  • Package Name
  • A bit of .NET Core CLI commands

An example of the script could be the following:

    # Add the library project to the solution
    dotnet sln <solution_file> add <library_project_file>
    # Add the library reference to the executable project
    dotnet add <executable_project_file> reference <library_project_file>
    # Remove the NuGet package reference
    dotnet remove <executable_project_file> package <package_name>
    # Remove the library from solution
    dotnet sln <solution_file> remove <library_project_file> 
    # Remove the library reference
    dotnet remove <executable_project_file> reference <library_project_file>
    # Restore the NuGet package reference
    dotnet add <executable_project_file> package <package_name>

During the execution, I can switch between the project or the package passing the flag “-ToReference.”

Despite the initial effort to configure the commands, I found this script very handy.

Reference the DLL directly

The last approach is to switch the NuGet package reference with the project manually; or you can even reference the DLL directly from the Bin folder of the library project.
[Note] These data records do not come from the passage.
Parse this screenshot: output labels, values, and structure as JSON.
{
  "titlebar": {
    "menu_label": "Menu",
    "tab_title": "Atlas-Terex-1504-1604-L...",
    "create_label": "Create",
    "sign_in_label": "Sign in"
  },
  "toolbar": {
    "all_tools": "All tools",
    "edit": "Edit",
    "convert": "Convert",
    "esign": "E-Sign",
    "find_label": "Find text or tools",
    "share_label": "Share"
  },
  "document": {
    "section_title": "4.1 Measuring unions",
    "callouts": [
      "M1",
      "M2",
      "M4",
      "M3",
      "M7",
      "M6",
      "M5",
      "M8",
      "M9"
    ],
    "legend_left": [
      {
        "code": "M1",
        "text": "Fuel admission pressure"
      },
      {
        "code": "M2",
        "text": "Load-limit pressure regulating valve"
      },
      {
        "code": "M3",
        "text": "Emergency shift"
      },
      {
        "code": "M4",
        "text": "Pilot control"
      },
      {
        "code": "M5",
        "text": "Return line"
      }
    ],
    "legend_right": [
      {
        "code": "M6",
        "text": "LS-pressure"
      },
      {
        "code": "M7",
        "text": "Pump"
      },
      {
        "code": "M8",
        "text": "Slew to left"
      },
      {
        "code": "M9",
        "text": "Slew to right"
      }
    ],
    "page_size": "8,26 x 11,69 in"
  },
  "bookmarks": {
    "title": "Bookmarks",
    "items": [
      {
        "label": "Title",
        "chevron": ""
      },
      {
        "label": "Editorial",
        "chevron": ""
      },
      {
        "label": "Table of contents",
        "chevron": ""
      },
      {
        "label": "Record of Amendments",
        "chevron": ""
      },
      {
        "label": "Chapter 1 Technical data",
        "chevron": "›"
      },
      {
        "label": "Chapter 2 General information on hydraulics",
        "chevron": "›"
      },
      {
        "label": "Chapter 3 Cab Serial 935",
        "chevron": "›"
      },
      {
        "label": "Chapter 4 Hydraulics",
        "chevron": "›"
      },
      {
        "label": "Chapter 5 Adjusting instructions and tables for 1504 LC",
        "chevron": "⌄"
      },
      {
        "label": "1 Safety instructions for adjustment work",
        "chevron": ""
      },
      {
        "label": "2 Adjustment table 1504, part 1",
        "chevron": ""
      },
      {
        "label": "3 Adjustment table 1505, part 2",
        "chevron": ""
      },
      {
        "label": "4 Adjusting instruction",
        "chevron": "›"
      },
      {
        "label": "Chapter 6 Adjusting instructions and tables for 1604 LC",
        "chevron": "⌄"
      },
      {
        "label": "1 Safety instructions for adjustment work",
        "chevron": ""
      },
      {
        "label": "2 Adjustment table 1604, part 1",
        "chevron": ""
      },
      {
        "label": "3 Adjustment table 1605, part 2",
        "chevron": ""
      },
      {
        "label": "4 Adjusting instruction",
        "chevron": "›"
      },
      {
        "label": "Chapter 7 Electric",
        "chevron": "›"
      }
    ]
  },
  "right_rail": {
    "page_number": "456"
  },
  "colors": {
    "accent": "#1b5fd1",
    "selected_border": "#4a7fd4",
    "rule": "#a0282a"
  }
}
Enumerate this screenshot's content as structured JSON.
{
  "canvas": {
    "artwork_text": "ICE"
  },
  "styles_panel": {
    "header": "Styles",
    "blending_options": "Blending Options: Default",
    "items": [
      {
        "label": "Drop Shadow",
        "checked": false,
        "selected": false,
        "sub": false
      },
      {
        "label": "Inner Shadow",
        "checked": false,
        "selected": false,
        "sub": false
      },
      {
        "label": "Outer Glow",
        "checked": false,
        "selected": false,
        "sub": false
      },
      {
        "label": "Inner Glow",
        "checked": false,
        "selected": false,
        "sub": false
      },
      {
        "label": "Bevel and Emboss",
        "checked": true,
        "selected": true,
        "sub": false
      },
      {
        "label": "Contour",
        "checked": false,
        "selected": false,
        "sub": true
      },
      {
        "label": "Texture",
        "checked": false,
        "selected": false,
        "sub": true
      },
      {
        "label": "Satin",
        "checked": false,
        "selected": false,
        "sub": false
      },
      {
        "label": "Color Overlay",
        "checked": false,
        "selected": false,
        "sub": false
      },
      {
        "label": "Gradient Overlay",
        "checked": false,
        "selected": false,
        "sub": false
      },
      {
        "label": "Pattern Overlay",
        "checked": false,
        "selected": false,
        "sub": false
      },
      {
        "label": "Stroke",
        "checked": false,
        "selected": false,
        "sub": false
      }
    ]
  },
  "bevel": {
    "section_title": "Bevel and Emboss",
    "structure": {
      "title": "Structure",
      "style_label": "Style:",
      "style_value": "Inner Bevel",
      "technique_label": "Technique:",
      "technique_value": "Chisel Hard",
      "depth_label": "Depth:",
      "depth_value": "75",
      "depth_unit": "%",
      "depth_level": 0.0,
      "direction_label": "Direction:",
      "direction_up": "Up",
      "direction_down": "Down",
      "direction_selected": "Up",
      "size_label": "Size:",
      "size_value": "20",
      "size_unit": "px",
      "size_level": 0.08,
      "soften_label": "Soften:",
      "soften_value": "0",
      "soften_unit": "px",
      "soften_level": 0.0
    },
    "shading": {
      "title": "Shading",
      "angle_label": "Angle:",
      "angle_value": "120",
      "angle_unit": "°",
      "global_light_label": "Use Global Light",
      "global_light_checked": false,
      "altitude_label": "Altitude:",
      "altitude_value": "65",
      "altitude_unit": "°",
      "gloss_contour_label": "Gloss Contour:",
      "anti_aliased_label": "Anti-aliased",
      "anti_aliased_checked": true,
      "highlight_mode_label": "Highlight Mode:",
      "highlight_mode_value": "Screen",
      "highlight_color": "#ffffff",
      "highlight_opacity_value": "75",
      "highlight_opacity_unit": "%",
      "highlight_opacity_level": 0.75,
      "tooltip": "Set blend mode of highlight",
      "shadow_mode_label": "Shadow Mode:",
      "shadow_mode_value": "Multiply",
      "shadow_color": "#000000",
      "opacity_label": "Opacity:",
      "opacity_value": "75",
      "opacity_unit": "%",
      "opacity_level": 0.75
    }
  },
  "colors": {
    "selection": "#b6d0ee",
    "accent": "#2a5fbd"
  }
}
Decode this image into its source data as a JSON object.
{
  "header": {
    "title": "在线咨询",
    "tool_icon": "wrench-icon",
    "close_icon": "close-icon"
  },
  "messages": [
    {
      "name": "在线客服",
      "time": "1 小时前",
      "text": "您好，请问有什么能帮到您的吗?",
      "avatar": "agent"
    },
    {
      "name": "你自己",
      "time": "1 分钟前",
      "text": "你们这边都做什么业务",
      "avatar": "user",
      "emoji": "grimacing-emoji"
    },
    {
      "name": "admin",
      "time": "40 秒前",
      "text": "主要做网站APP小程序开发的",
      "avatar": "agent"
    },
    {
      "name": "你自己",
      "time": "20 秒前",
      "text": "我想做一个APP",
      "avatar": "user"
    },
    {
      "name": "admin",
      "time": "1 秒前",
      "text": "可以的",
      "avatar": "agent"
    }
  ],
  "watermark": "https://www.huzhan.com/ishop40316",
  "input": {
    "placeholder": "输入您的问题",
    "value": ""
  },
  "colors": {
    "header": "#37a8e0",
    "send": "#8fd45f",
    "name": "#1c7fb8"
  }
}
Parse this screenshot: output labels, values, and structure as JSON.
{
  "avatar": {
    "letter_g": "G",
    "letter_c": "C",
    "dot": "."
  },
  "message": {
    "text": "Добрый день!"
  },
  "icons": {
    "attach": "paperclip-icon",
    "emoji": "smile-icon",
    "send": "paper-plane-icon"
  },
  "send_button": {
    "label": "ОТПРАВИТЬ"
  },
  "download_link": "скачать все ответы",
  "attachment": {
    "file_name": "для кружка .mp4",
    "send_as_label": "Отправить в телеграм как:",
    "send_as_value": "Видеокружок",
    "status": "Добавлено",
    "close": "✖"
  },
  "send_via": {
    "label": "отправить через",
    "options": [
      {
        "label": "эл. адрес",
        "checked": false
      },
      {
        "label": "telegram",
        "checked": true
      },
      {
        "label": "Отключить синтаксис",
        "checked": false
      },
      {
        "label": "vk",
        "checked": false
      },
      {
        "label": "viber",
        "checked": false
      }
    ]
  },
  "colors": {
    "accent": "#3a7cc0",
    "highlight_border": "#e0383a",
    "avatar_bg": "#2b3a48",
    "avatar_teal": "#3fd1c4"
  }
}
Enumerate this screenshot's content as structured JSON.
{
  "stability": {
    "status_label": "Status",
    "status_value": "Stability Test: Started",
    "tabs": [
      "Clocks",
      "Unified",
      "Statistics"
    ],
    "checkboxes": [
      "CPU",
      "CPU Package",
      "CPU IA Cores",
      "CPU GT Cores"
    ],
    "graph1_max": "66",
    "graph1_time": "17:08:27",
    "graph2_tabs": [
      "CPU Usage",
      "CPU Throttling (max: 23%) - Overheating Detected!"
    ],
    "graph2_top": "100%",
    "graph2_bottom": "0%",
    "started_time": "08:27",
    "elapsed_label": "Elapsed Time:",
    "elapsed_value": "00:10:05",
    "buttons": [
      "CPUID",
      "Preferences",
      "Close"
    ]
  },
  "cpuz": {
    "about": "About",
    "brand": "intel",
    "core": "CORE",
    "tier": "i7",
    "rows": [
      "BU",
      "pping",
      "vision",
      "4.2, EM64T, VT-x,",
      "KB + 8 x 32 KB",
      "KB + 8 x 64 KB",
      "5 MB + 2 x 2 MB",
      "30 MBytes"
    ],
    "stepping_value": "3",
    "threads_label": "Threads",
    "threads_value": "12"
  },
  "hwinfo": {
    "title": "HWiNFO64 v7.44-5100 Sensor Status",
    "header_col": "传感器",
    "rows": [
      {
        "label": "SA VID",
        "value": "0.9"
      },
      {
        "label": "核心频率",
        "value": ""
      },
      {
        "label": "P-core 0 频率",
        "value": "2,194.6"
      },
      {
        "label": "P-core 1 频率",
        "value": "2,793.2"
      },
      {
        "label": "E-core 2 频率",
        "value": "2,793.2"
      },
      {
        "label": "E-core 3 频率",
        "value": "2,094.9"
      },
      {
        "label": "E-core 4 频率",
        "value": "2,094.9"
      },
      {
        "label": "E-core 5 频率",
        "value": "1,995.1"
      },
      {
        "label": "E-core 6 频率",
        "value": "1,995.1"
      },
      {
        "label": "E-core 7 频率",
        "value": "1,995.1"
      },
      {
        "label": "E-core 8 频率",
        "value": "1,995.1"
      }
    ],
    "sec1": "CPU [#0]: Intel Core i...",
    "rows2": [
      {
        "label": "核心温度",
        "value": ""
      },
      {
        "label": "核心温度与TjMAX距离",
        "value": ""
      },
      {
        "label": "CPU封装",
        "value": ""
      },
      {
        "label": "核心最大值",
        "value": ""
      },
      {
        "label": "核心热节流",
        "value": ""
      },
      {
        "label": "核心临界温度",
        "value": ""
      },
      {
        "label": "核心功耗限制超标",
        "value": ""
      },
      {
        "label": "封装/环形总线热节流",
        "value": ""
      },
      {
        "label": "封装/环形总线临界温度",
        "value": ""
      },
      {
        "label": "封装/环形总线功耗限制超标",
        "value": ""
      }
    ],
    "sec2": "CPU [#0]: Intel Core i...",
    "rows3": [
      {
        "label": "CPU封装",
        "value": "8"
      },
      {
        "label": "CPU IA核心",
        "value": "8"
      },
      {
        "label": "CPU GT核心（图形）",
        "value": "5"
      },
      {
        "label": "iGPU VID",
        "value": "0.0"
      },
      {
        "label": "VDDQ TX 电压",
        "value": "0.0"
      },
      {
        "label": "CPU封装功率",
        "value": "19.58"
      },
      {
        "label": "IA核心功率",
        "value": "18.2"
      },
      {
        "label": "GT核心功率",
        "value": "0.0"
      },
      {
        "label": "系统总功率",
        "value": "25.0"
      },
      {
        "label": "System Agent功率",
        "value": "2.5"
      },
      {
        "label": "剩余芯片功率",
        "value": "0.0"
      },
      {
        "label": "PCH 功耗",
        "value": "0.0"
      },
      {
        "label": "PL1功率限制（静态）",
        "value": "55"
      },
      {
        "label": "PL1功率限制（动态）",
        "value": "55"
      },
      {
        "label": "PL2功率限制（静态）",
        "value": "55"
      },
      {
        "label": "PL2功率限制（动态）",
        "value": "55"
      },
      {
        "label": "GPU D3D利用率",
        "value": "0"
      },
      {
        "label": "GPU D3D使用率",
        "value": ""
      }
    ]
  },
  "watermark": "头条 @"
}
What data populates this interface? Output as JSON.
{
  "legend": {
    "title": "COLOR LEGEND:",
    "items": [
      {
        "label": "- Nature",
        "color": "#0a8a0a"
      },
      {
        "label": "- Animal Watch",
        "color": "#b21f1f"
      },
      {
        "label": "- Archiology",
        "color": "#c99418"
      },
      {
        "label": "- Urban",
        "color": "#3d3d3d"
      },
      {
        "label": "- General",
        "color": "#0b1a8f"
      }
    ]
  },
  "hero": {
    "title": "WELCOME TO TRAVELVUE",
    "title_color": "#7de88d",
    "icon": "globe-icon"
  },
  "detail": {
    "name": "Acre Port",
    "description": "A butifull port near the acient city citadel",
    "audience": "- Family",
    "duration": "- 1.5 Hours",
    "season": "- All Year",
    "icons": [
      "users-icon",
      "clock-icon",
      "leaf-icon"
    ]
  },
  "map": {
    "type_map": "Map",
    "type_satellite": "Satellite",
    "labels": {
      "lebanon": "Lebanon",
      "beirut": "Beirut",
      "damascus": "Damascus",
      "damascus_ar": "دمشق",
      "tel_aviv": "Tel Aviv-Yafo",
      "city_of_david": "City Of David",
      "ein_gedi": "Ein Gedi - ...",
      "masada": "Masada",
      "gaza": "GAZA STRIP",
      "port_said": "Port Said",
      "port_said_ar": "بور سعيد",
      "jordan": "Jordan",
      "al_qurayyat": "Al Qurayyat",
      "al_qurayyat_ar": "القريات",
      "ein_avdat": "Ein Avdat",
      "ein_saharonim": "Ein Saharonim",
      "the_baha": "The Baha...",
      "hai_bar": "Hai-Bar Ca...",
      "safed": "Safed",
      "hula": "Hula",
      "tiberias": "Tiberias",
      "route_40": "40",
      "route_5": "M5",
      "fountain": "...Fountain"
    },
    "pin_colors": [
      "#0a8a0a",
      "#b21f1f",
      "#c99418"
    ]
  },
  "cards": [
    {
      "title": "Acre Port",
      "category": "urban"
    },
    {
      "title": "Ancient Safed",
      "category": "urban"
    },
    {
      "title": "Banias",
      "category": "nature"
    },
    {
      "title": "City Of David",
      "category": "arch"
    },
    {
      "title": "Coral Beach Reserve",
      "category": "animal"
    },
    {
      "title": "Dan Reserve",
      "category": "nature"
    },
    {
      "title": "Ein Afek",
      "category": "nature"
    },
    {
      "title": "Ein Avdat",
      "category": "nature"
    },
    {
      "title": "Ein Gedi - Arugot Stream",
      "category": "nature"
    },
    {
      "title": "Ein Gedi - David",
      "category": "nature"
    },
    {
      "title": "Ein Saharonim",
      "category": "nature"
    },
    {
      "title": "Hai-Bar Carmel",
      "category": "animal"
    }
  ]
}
To be honest, I strongly advise against this approach. It’s error-prone, and you can quickly introduce unexpected behavior or wrong references.

Which method should I use?

Let me summarize using this table:

I prefer the first solution if there are multiple projects to debug (and I do not develop one or more of them!) or, if the scenario is simple, the PowerShell script. Sometimes I mix the two approaches.

Happy debug!